uu.seUppsala University Publications
Change search
CiteExportLink to record
Permanent link

Direct link
Cite
Citation style
  • apa
  • ieee
  • modern-language-association
  • vancouver
  • Other style
More styles
Language
  • de-DE
  • en-GB
  • en-US
  • fi-FI
  • nn-NO
  • nn-NB
  • sv-SE
  • Other locale
More languages
Output format
  • html
  • text
  • asciidoc
  • rtf
Midwives at youth clinics attitude to HPV vaccination and their role in cervical cancer prevention
Uppsala University, Disciplinary Domain of Medicine and Pharmacy, Faculty of Medicine, Department of Public Health and Caring Sciences, Caring Sciences.
Uppsala University, Disciplinary Domain of Medicine and Pharmacy, Faculty of Medicine, Department of Public Health and Caring Sciences, Caring Sciences.
Uppsala University, Disciplinary Domain of Medicine and Pharmacy, Faculty of Medicine, Department of Public Health and Caring Sciences, Caring Sciences.
2011 (English)In: Sexual & Reproductive HealthCare, ISSN 1877-5756, E-ISSN 1877-5764, Vol. 2, no 4, 137-142 p.Article in journal (Refereed) Published
Abstract [en]

Objective: To explore youth clinic midwives role in cervical cancer prevention and their attitude to HPV vaccination. Study design: Individual interviews with 13 midwives working at youth clinics in Sweden. The interviews were recorded, transcribed, and analysed by qualitative content analysis. Results: Three themes were identified in the qualitative content analysis: "Cervical cancer prevention not a prioritised area", "Ambivalence to the HPV vaccine", and "Gender and socioeconomic controversies". Few midwives talked spontaneously about cervical cancer prevention. The responsibility for providing information about HPV vaccination was considered as primarily that of school health nurses and parents. Midwives were positive about the HPV vaccination, but recognised certain risks, such as its potential negative impact on cervical cancer screening and increased sexual risk taking. The midwives expressed concerns with medical risks, such as side effects and unknown long-term effects of the HPV vaccine. The midwives in the study had ethical concerns that boys were not included in the program and not all families had the financial resources to vaccinate their children. Thus, weak socioeconomic groups might be excluded.

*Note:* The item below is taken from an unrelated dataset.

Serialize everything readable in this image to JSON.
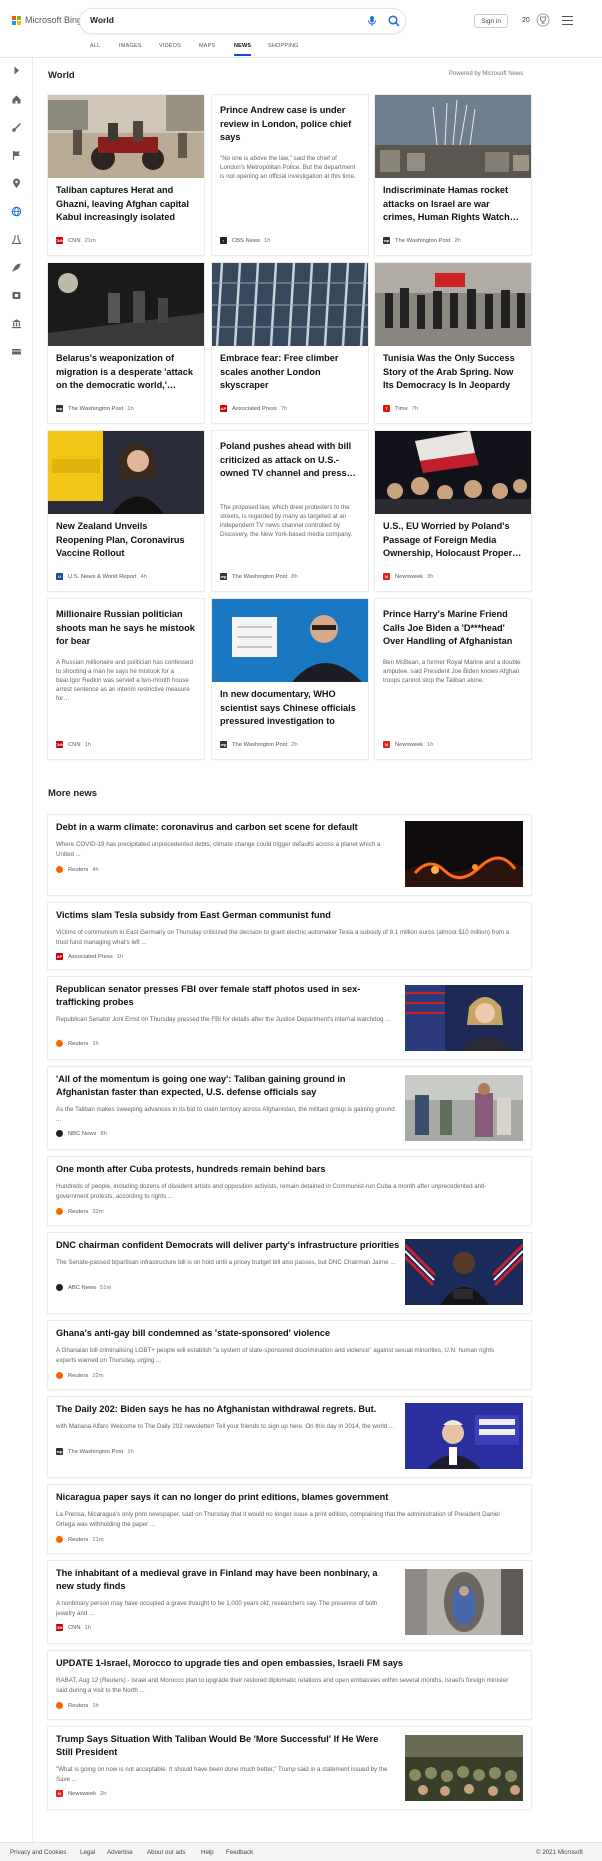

Conclusion: The midwives considered cervical cancer prevention as important, but did not integrate information on the HPV vaccine into their routine work, mainly because young people visiting youth clinics had had their sexual debut and they were concerned about the medical risks and that the vaccine was too expensive.

Place, publisher, year, edition, pages
2011. Vol. 2, no 4, 137-142 p.
Keyword [en]
Human papillomavirus, Cervical cancer, Vaccination, Mass screening, Midwives, Prevention
National Category
Nursing
Identifiers
URN: urn:nbn:se:uu:diva-260054DOI: 10.1016/j.srhc.2011.09.001ISI: 000312281900001PubMedID: 22055981OAI: oai:DiVA.org:uu-260054DiVA: diva2:846232
Available from: 2015-08-14 Created: 2015-08-14 Last updated: 2017-12-04Bibliographically approved

Open Access in DiVA

No full text

Other links

Publisher's full textPubMed

Authority records BETA

Oscarsson, Marie G.Tyden, Tanja

Search in DiVA

By author/editor
Oscarsson, Marie G.Tyden, Tanja
By organisation
Caring Sciences
In the same journal
Sexual & Reproductive HealthCare
Nursing

Search outside of DiVA

GoogleGoogle Scholar

doi
pubmed
urn-nbn

Altmetric score

doi
pubmed
urn-nbn
Total: 563 hits
CiteExportLink to record
Permanent link

Direct link
Cite
Citation style
  • apa
  • ieee
  • modern-language-association
  • vancouver
  • Other style
More styles
Language
  • de-DE
  • en-GB
  • en-US
  • fi-FI
  • nn-NO
  • nn-NB
  • sv-SE
  • Other locale
More languages
Output format
  • html
  • text
  • asciidoc
  • rtf